*Task goal*: Each line below needs to be printed again exactly.

*Information given*:
+++++
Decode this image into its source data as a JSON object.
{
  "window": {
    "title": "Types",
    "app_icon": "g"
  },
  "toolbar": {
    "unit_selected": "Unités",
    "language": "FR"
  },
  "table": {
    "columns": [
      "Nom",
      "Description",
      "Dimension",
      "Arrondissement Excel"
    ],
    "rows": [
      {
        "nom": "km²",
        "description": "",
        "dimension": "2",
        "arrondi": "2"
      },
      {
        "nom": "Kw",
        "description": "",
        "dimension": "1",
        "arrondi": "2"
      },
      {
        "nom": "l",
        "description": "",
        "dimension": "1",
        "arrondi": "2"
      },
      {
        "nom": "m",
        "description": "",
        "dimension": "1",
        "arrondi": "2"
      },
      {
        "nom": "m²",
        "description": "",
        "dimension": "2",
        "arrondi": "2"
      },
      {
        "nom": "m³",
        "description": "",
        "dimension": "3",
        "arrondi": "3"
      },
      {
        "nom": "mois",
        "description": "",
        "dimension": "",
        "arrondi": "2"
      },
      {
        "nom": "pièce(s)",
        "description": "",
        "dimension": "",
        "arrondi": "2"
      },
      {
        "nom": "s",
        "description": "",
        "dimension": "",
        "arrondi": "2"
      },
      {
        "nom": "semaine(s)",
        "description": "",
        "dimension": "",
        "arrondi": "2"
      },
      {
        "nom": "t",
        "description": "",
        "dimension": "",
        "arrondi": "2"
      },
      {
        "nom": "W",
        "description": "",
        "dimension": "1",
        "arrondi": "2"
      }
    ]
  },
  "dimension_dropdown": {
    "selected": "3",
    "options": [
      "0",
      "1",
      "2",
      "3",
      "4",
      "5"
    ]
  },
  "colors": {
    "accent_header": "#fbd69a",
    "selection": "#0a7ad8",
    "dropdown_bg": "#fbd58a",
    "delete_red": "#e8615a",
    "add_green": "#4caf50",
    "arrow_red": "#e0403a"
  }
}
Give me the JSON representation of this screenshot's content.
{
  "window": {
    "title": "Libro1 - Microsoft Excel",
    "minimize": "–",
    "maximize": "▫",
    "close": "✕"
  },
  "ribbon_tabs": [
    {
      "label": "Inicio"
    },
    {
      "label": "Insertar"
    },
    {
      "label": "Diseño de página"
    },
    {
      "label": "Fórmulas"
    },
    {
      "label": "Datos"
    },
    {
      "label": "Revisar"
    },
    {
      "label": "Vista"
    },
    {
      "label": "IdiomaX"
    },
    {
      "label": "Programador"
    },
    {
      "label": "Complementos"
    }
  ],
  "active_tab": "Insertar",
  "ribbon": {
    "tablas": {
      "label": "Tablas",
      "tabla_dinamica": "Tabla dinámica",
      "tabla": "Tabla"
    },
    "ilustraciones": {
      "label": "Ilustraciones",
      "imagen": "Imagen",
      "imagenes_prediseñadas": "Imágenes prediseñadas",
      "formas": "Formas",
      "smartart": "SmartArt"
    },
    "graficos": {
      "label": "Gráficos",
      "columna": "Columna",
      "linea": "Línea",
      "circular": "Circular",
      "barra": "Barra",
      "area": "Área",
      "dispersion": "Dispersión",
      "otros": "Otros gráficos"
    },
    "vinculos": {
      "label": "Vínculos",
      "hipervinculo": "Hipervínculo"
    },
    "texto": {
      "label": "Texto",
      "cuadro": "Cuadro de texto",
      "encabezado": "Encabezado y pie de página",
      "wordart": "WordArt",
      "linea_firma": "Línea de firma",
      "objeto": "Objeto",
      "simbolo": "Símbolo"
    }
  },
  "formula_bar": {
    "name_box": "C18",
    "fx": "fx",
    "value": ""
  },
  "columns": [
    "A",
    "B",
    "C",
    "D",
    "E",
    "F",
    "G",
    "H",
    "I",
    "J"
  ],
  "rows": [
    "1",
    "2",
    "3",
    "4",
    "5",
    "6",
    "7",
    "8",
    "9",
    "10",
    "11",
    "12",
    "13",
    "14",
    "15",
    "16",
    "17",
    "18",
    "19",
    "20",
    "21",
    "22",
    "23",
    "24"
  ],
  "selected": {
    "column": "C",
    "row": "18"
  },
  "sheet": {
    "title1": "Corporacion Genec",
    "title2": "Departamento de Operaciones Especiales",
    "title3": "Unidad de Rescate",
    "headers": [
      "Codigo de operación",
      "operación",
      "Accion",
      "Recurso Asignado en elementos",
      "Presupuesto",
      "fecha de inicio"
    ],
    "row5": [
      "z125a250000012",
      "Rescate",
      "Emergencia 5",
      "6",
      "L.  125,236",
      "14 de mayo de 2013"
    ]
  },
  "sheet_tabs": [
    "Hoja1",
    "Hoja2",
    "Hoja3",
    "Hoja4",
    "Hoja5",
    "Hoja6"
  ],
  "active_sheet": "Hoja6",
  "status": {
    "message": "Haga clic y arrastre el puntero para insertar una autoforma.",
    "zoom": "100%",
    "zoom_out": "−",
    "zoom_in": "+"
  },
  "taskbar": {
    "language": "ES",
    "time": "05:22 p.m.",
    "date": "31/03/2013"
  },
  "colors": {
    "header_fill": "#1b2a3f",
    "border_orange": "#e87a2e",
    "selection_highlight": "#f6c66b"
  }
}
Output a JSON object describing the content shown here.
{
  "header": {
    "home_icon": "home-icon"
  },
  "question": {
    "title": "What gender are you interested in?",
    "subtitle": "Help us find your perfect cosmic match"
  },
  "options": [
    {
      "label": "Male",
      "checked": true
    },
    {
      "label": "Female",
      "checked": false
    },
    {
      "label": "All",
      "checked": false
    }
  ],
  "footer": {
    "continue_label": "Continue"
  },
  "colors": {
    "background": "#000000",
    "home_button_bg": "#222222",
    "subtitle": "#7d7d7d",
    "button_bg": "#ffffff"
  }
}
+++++
*The answer*:
Decode this image into its source data as a JSON object.
{
  "window": {
    "title": "Types",
    "app_icon": "g"
  },
  "toolbar": {
    "unit_selected": "Unités",
    "language": "FR"
  },
  "table": {
    "columns": [
      "Nom",
      "Description",
      "Dimension",
      "Arrondissement Excel"
    ],
    "rows": [
      {
        "nom": "km²",
        "description": "",
        "dimension": "2",
        "arrondi": "2"
      },
      {
        "nom": "Kw",
        "description": "",
        "dimension": "1",
        "arrondi": "2"
      },
      {
        "nom": "l",
        "description": "",
        "dimension": "1",
        "arrondi": "2"
      },
      {
        "nom": "m",
        "description": "",
        "dimension": "1",
        "arrondi": "2"
      },
      {
        "nom": "m²",
        "description": "",
        "dimension": "2",
        "arrondi": "2"
      },
      {
        "nom": "m³",
        "description": "",
        "dimension": "3",
        "arrondi": "3"
      },
      {
        "nom": "mois",
        "description": "",
        "dimension": "",
        "arrondi": "2"
      },
      {
        "nom": "pièce(s)",
        "description": "",
        "dimension": "",
        "arrondi": "2"
      },
      {
        "nom": "s",
        "description": "",
        "dimension": "",
        "arrondi": "2"
      },
      {
        "nom": "semaine(s)",
        "description": "",
        "dimension": "",
        "arrondi": "2"
      },
      {
        "nom": "t",
        "description": "",
        "dimension": "",
        "arrondi": "2"
      },
      {
        "nom": "W",
        "description": "",
        "dimension": "1",
        "arrondi": "2"
      }
    ]
  },
  "dimension_dropdown": {
    "selected": "3",
    "options": [
      "0",
      "1",
      "2",
      "3",
      "4",
      "5"
    ]
  },
  "colors": {
    "accent_header": "#fbd69a",
    "selection": "#0a7ad8",
    "dropdown_bg": "#fbd58a",
    "delete_red": "#e8615a",
    "add_green": "#4caf50",
    "arrow_red": "#e0403a"
  }
}
Give me the JSON representation of this screenshot's content.
{
  "window": {
    "title": "Libro1 - Microsoft Excel",
    "minimize": "–",
    "maximize": "▫",
    "close": "✕"
  },
  "ribbon_tabs": [
    {
      "label": "Inicio"
    },
    {
      "label": "Insertar"
    },
    {
      "label": "Diseño de página"
    },
    {
      "label": "Fórmulas"
    },
    {
      "label": "Datos"
    },
    {
      "label": "Revisar"
    },
    {
      "label": "Vista"
    },
    {
      "label": "IdiomaX"
    },
    {
      "label": "Programador"
    },
    {
      "label": "Complementos"
    }
  ],
  "active_tab": "Insertar",
  "ribbon": {
    "tablas": {
      "label": "Tablas",
      "tabla_dinamica": "Tabla dinámica",
      "tabla": "Tabla"
    },
    "ilustraciones": {
      "label": "Ilustraciones",
      "imagen": "Imagen",
      "imagenes_prediseñadas": "Imágenes prediseñadas",
      "formas": "Formas",
      "smartart": "SmartArt"
    },
    "graficos": {
      "label": "Gráficos",
      "columna": "Columna",
      "linea": "Línea",
      "circular": "Circular",
      "barra": "Barra",
      "area": "Área",
      "dispersion": "Dispersión",
      "otros": "Otros gráficos"
    },
    "vinculos": {
      "label": "Vínculos",
      "hipervinculo": "Hipervínculo"
    },
    "texto": {
      "label": "Texto",
      "cuadro": "Cuadro de texto",
      "encabezado": "Encabezado y pie de página",
      "wordart": "WordArt",
      "linea_firma": "Línea de firma",
      "objeto": "Objeto",
      "simbolo": "Símbolo"
    }
  },
  "formula_bar": {
    "name_box": "C18",
    "fx": "fx",
    "value": ""
  },
  "columns": [
    "A",
    "B",
    "C",
    "D",
    "E",
    "F",
    "G",
    "H",
    "I",
    "J"
  ],
  "rows": [
    "1",
    "2",
    "3",
    "4",
    "5",
    "6",
    "7",
    "8",
    "9",
    "10",
    "11",
    "12",
    "13",
    "14",
    "15",
    "16",
    "17",
    "18",
    "19",
    "20",
    "21",
    "22",
    "23",
    "24"
  ],
  "selected": {
    "column": "C",
    "row": "18"
  },
  "sheet": {
    "title1": "Corporacion Genec",
    "title2": "Departamento de Operaciones Especiales",
    "title3": "Unidad de Rescate",
    "headers": [
      "Codigo de operación",
      "operación",
      "Accion",
      "Recurso Asignado en elementos",
      "Presupuesto",
      "fecha de inicio"
    ],
    "row5": [
      "z125a250000012",
      "Rescate",
      "Emergencia 5",
      "6",
      "L.  125,236",
      "14 de mayo de 2013"
    ]
  },
  "sheet_tabs": [
    "Hoja1",
    "Hoja2",
    "Hoja3",
    "Hoja4",
    "Hoja5",
    "Hoja6"
  ],
  "active_sheet": "Hoja6",
  "status": {
    "message": "Haga clic y arrastre el puntero para insertar una autoforma.",
    "zoom": "100%",
    "zoom_out": "−",
    "zoom_in": "+"
  },
  "taskbar": {
    "language": "ES",
    "time": "05:22 p.m.",
    "date": "31/03/2013"
  },
  "colors": {
    "header_fill": "#1b2a3f",
    "border_orange": "#e87a2e",
    "selection_highlight": "#f6c66b"
  }
}
Output a JSON object describing the content shown here.
{
  "header": {
    "home_icon": "home-icon"
  },
  "question": {
    "title": "What gender are you interested in?",
    "subtitle": "Help us find your perfect cosmic match"
  },
  "options": [
    {
      "label": "Male",
      "checked": true
    },
    {
      "label": "Female",
      "checked": false
    },
    {
      "label": "All",
      "checked": false
    }
  ],
  "footer": {
    "continue_label": "Continue"
  },
  "colors": {
    "background": "#000000",
    "home_button_bg": "#222222",
    "subtitle": "#7d7d7d",
    "button_bg": "#ffffff"
  }
}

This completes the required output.